by Patrick Ehlers
This article contains SPOILERS. If you haven’t read the issue yet, proceed at your own risk!
Patrick: Over the weekend, a friend who had fallen out of comics asked me how the Iron Man comics were these days. He was last reading like four years ago, when Kieron Gillen was writing about the secret origin of Tony Stark. Between the Tony Stark A.I., Riri Williams, and a reformed Doctor Doom, I realized it was almost impossible to walk him through all of it in any meaningful way. I mean, just explaining how / why Doom could be a good guy requires briefing him on all of Jonathan Hickman’s Avengers and Secret Wars run. And in summary, it all sounds nuts — like the ramblings of a lunatic — but the moment-to-moment fireworks display that brought us to that point was exciting, compelling, and fun. That’s exactly what we get in Astonishing X-Men, a technicolor extravaganza content to sell the spectacle of the moment over the logic of the scene. But, man: what a spectacle it is!
This is in no small part due to Mike del Mundo and Marco D’Alfonso inimitable artwork. The action of the issue skips back and forth between the Shadow King’s dimension and a world constantly lit by glowing cards, psychic bonds, and super-spy monitors. Del Mundo and D’Alfonso lean into the overwhelming quality of these lights, letting the crackling energy of Xavier telekinetically flexing his way out of his chains dominate a page already pulsing with classic, trippy X-Men action. Check out the way this streak of white slices through the bottom of of this two-page spread.
Del Mundo and D’Alfonso always play in vibrant blues, reds and greens, leaving the browns and blacks to less imaginative comics. That luminescent white starts to take on the role that black outlines or shading would take for most arts, especially in those last three panels. This could come to signify good triumphing over, but under writer Charles Soule’s pen, it takes on an even more specific meaning. White is a void: a perceived emptiness on the comic page. Fantomex is, per Xavier’s narration, a “man of illusions…fluidity itself,” but he is also an almost entirely white character. Within the abstraction that in the Shadow Dimension, Rogue and Mystique are brightly colored warriors, but Fantomex retains his ivory finish. There’s a clear visual line drawn from Xavier’s power (and energy in general) and Fantomex. So, it should be no surprise that Xavier’s escape is tied directly to this character. That last image blows out the lighting on the newly christened “X,” insisting on the intense brightness of the panel.
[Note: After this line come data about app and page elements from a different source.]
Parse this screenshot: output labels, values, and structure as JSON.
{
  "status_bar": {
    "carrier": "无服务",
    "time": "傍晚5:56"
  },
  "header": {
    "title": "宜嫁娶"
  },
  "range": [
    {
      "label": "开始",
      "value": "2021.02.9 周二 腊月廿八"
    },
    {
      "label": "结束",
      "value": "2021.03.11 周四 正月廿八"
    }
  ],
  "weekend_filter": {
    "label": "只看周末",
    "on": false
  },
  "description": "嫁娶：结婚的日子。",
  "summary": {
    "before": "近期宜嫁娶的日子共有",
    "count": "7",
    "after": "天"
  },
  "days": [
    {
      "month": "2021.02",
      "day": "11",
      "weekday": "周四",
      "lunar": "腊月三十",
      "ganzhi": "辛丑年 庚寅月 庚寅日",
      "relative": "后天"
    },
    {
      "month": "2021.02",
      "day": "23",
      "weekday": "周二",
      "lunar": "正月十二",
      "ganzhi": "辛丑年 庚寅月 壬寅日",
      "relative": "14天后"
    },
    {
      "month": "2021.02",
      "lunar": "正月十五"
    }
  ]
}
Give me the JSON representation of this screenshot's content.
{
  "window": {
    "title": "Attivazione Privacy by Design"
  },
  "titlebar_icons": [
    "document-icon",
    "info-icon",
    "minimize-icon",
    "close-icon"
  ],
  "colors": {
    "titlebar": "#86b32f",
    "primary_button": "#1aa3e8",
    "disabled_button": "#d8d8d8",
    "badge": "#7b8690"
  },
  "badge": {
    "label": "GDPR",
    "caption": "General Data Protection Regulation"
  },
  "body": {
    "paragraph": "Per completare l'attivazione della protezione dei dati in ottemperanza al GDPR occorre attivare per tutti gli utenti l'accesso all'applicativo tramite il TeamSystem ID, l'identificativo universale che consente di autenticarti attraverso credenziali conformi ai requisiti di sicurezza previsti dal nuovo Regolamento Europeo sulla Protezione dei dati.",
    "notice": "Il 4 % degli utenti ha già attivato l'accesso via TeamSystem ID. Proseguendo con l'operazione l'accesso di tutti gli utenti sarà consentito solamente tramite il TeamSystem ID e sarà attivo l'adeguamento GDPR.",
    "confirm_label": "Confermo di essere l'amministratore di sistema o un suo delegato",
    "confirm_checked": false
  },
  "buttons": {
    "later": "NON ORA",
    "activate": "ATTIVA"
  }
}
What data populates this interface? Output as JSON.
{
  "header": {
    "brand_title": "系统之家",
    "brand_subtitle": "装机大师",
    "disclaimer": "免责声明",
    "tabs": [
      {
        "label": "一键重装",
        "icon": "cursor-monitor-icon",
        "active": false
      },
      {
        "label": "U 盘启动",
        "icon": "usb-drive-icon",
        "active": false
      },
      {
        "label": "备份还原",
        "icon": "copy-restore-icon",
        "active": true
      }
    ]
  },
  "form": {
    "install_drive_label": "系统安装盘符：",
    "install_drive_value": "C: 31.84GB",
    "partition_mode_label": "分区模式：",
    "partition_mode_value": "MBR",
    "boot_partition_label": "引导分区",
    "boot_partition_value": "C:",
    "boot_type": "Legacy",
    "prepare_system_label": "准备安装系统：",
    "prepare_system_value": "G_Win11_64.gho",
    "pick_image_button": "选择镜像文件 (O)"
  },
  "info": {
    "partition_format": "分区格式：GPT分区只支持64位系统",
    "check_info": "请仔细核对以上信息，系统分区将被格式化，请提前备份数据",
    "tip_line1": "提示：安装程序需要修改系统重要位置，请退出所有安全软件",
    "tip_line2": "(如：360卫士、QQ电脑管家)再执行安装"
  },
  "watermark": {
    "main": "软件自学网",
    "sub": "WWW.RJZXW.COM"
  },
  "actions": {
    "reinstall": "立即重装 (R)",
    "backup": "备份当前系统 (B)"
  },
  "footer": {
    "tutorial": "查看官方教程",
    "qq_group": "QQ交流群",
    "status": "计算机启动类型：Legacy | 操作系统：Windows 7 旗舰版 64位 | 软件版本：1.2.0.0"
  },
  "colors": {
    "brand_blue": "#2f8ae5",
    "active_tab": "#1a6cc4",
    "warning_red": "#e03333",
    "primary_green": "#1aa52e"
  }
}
So, like, I should have seen this big finish coming, but I was too dazzled by the pretty colors and bright lights to see it in the moment. I may not be able to tell you why or how this resolution came about, the colors were always driving to this ending.
The conversation doesn’t stop there. What do you wanna talk about from this issue?